*TASK*
Please write out each entry below exactly as it appears.

[Excerpts from an interface dataset]

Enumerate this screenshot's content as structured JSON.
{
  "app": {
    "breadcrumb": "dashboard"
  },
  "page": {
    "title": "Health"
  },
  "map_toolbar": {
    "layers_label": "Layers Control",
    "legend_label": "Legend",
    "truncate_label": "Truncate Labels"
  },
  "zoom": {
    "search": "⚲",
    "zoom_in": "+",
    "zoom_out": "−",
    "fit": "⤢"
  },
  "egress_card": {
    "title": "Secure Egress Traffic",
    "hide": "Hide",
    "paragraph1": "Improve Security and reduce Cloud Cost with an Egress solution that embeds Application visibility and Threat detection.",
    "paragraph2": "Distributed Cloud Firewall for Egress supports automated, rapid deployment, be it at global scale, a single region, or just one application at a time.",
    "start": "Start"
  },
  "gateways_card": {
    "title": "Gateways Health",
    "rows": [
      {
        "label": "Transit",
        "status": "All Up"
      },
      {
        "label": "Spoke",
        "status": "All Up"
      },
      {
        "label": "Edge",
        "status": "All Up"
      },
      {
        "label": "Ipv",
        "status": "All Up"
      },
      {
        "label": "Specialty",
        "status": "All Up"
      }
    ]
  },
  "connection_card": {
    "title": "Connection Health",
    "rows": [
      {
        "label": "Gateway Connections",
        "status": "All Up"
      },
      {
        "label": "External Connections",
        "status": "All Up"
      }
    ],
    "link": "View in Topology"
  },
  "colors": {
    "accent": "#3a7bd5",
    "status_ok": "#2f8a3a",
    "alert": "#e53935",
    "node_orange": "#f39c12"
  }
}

*REPLY TO THE EXERCISE*
Enumerate this screenshot's content as structured JSON.
{
  "app": {
    "breadcrumb": "dashboard"
  },
  "page": {
    "title": "Health"
  },
  "map_toolbar": {
    "layers_label": "Layers Control",
    "legend_label": "Legend",
    "truncate_label": "Truncate Labels"
  },
  "zoom": {
    "search": "⚲",
    "zoom_in": "+",
    "zoom_out": "−",
    "fit": "⤢"
  },
  "egress_card": {
    "title": "Secure Egress Traffic",
    "hide": "Hide",
    "paragraph1": "Improve Security and reduce Cloud Cost with an Egress solution that embeds Application visibility and Threat detection.",
    "paragraph2": "Distributed Cloud Firewall for Egress supports automated, rapid deployment, be it at global scale, a single region, or just one application at a time.",
    "start": "Start"
  },
  "gateways_card": {
    "title": "Gateways Health",
    "rows": [
      {
        "label": "Transit",
        "status": "All Up"
      },
      {
        "label": "Spoke",
        "status": "All Up"
      },
      {
        "label": "Edge",
        "status": "All Up"
      },
      {
        "label": "Ipv",
        "status": "All Up"
      },
      {
        "label": "Specialty",
        "status": "All Up"
      }
    ]
  },
  "connection_card": {
    "title": "Connection Health",
    "rows": [
      {
        "label": "Gateway Connections",
        "status": "All Up"
      },
      {
        "label": "External Connections",
        "status": "All Up"
      }
    ],
    "link": "View in Topology"
  },
  "colors": {
    "accent": "#3a7bd5",
    "status_ok": "#2f8a3a",
    "alert": "#e53935",
    "node_orange": "#f39c12"
  }
}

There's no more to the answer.